Aim of the exercise - Locate each line below that includes "İstanbul" and reproduce it.

────────

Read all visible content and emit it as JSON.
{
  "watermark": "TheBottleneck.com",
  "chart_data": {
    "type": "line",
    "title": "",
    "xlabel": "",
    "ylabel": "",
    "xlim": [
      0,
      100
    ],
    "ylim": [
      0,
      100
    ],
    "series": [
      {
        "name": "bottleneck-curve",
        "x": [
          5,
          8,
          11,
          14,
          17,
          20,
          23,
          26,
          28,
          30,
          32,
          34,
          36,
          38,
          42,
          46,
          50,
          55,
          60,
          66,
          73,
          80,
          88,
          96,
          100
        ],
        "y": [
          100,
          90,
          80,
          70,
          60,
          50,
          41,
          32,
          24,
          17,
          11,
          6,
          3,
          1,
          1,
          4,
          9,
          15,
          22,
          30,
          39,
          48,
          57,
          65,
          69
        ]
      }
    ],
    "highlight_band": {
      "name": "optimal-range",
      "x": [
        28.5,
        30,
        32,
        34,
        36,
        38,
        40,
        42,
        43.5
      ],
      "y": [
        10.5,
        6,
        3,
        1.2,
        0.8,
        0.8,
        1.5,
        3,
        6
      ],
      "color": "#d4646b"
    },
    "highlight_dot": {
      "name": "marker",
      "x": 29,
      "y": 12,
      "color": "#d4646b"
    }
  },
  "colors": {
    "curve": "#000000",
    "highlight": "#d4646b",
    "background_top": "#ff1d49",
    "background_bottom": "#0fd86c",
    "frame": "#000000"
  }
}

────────

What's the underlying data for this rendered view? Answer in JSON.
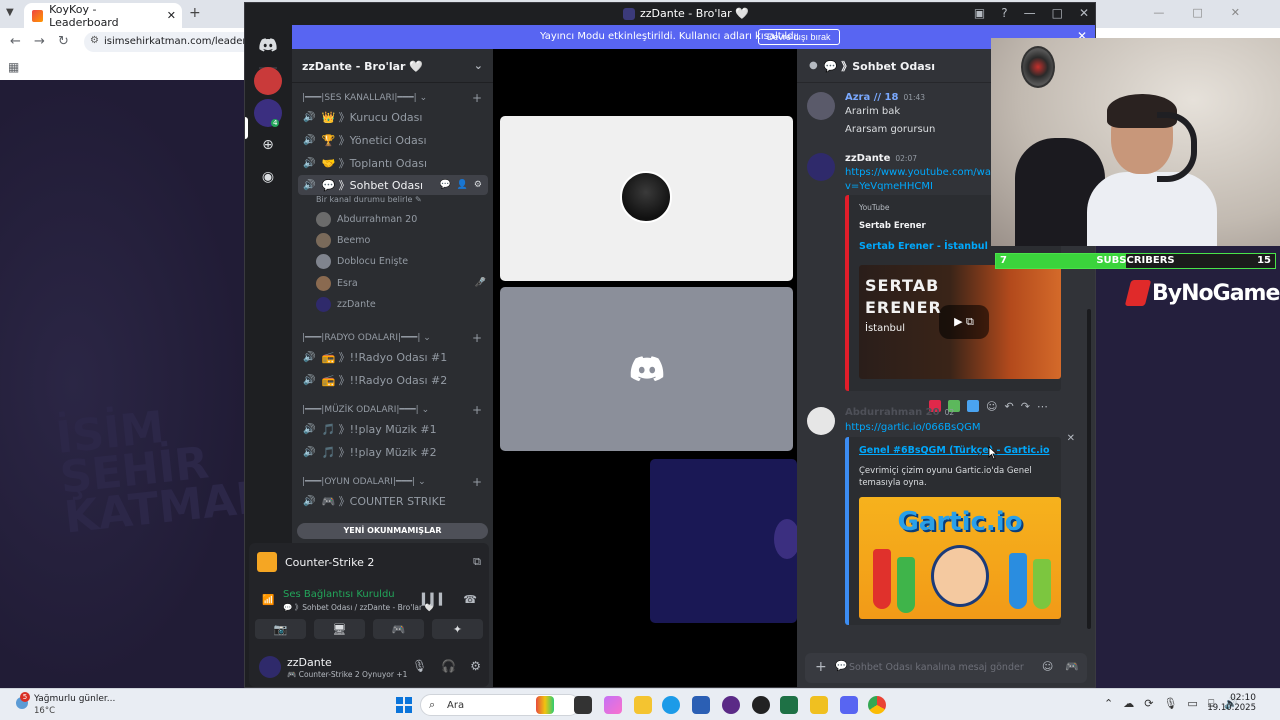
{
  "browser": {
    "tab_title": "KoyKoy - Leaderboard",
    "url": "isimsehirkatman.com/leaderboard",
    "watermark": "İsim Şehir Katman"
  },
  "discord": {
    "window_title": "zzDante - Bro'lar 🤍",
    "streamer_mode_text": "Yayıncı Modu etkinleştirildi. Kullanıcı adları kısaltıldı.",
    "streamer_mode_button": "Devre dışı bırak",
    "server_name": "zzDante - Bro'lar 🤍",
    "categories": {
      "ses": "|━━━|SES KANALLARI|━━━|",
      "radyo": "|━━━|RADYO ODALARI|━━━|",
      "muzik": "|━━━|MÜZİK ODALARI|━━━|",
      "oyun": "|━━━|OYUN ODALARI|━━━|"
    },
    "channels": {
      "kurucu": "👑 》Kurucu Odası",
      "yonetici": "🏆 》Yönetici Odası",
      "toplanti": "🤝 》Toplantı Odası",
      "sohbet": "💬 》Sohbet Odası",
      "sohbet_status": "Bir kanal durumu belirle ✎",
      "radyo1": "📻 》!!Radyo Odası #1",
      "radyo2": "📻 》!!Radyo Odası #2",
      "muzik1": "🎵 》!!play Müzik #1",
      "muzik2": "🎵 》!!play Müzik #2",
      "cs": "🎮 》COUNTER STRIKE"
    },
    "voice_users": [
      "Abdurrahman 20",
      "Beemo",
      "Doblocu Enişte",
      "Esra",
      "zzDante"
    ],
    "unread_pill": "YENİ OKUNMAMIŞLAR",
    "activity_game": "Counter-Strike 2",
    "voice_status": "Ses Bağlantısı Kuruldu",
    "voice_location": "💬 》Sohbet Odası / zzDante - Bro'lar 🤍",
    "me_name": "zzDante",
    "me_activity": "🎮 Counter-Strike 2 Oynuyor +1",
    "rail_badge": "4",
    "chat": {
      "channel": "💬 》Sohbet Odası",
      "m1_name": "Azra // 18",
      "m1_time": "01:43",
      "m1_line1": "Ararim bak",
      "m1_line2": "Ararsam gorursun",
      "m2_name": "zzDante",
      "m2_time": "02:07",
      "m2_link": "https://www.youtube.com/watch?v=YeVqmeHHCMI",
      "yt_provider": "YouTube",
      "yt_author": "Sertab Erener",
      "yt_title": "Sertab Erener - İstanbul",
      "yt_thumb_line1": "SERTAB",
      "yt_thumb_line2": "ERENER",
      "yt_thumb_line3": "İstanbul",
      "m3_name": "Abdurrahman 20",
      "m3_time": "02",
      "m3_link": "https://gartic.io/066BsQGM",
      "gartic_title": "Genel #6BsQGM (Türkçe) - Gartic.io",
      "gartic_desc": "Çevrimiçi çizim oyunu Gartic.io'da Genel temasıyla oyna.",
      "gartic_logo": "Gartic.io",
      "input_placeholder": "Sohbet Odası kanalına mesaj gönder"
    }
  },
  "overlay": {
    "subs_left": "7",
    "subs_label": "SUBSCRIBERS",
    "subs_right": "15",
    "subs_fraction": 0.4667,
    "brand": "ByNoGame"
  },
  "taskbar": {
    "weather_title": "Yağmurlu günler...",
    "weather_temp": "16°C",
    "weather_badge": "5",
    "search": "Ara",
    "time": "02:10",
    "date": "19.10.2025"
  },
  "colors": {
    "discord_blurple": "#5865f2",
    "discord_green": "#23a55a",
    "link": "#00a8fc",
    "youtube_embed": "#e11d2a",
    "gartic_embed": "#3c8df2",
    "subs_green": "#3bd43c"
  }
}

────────

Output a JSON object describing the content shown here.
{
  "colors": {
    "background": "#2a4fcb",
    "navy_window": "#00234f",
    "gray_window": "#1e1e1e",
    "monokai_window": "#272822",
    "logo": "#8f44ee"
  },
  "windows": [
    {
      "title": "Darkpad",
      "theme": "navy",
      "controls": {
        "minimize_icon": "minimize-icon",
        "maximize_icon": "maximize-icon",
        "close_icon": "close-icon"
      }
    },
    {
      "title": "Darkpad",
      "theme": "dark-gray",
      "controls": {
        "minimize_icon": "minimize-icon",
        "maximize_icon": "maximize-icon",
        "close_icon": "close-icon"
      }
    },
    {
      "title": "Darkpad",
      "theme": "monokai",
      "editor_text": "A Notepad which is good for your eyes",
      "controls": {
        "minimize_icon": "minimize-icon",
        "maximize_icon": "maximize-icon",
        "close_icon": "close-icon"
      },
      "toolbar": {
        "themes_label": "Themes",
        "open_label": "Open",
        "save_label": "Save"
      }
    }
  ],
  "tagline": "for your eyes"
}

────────

Worked solution -
      "yt_title": "Sertab Erener - İstanbul",
      "yt_thumb_line3": "İstanbul",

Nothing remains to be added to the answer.